"Because of heavy rains, Upputeru was inundated with heavy inflows and a lot of 'chanduva' (Telugu for pomfrets) fish swam back into it from the sea, enabling the fishermen to net them and sell," Ganga, a local fish seller who tours villages with her wares in a basket, told IANS.
A natural outlet to Kolleru, a massive freshwater lake abutting West Godavari and Krishna districts, Upputeru is located between the deltas of Krishna and Godavari rivers and empties into the Bay of Bengal.
Selling pomfrets in a basket is not big deal but providing them in villages such as Seesali, Chinnapulleru, Kalla, Kallakuru and the vicinity assumes significance as these areas seldom see sea fish on sale.
All these villages regularly get a supply of freshwater fish, early in the mornings, hawked by basket-borne women.
"They can buy sea fish but for that they have to travel near to the coast. Sea fish is usually not hawked around in the bylanes of these villages," said Talluri Raj Kumar, a local YSRCP leader and an aquaculture farmer.
Pomfrets, small sharks and other saltwater fish are easily available by the beach in places such as Perupalem and other coastal villages in this district with a coastline of 19 km.
The pomfrets which Ganga brought were unusually bigger than what were generally available in the supermarkets of big cities such as Hyderabad or Bengaluru.
"I loved the pomfrets. My grandmother cooked 'chepala pulusu' (fish curry) and also fried them in Andhra style, matching local Godavari cuisine," said Amulya Jacinth, a Class 5 student who lives in Bengaluru but currently spending time at her grandmother's home as she came here before the Covid lockdown.
The pomfret party did not last long though. Ganga brought them only twice and now they are not available any more.
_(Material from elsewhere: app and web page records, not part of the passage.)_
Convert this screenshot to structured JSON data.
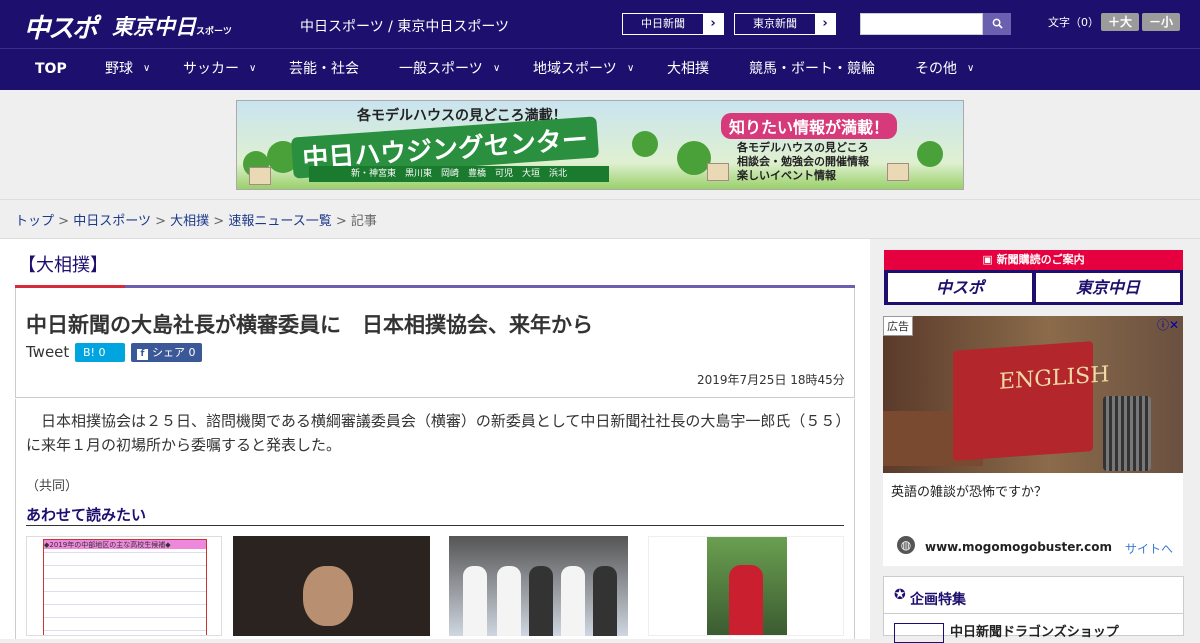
{
  "header": {
    "logo_chusupo": "中スポ",
    "logo_tokyo": "東京中日",
    "logo_tokyo_small": "スポーツ",
    "site_title": "中日スポーツ / 東京中日スポーツ",
    "paper_links": [
      {
        "label": "中日新聞",
        "arrow": "›"
      },
      {
        "label": "東京新聞",
        "arrow": "›"
      }
    ],
    "search": {
      "placeholder": "",
      "icon": "search-icon"
    },
    "font_size_label": "文字（0）",
    "font_larger": "＋大",
    "font_smaller": "－小"
  },
  "nav": {
    "items": [
      {
        "label": "TOP",
        "has_chevron": false
      },
      {
        "label": "野球",
        "has_chevron": true
      },
      {
        "label": "サッカー",
        "has_chevron": true
      },
      {
        "label": "芸能・社会",
        "has_chevron": false
      },
      {
        "label": "一般スポーツ",
        "has_chevron": true
      },
      {
        "label": "地域スポーツ",
        "has_chevron": true
      },
      {
        "label": "大相撲",
        "has_chevron": false
      },
      {
        "label": "競馬・ボート・競輪",
        "has_chevron": false
      },
      {
        "label": "その他",
        "has_chevron": true
      }
    ],
    "chevron": "∨"
  },
  "banner": {
    "top_text": "各モデルハウスの見どころ満載！",
    "main_text": "中日ハウジングセンター",
    "locations": "新・神宮東　黒川東　岡崎　豊橋　可児　大垣　浜北",
    "right_headline": "知りたい情報が満載！",
    "right_items": [
      "各モデルハウスの見どころ",
      "相談会・勉強会の開催情報",
      "楽しいイベント情報"
    ]
  },
  "breadcrumb": {
    "items": [
      "トップ",
      "中日スポーツ",
      "大相撲",
      "速報ニュース一覧"
    ],
    "separator": ">",
    "current": "記事"
  },
  "article": {
    "category": "【大相撲】",
    "headline": "中日新聞の大島社長が横審委員に　日本相撲協会、来年から",
    "tweet_label": "Tweet",
    "hatena_label": "B! 0",
    "fb_label": "シェア 0",
    "date": "2019年7月25日 18時45分",
    "body": "日本相撲協会は２５日、諮問機関である横綱審議委員会（横審）の新委員として中日新聞社社長の大島宇一郎氏（５５）に来年１月の初場所から委嘱すると発表した。",
    "credit": "（共同）",
    "related_heading": "あわせて読みたい",
    "related_thumb1_caption": "◆2019年の中部地区の主な高校生候補◆"
  },
  "sidebar": {
    "subscription_heading": "新聞購読のご案内",
    "subscription_buttons": [
      "中スポ",
      "東京中日"
    ],
    "ad": {
      "label": "広告",
      "book_text": "ENGLISH",
      "title": "英語の雑談が恐怖ですか？",
      "url": "www.mogomogobuster.com",
      "link": "サイトへ"
    },
    "feature_heading": "企画特集",
    "feature_item": "中日新聞ドラゴンズショップ"
  },
  "colors": {
    "brand_navy": "#1d0f6e",
    "accent_red": "#d62b3a",
    "accent_purple": "#6b5fb0",
    "hatena_blue": "#00a4de",
    "facebook_blue": "#3b5998"
  }
}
Meanwhile, Andhra Pradesh Fisheries Department had no idea about the brief pomfrets availability in these villages.
"We have no idea about pomfrets swimming back into the Upputeru and being caught and sold by the fishermen," said Fisheries Commissioner K. Kannababu.
Though short-lived, pomfret, an international delicacy whose fillets are popular in most of the luxurious five star hotels across the world, did come as a blessing in disguise to the area hit by devastating rains and floods.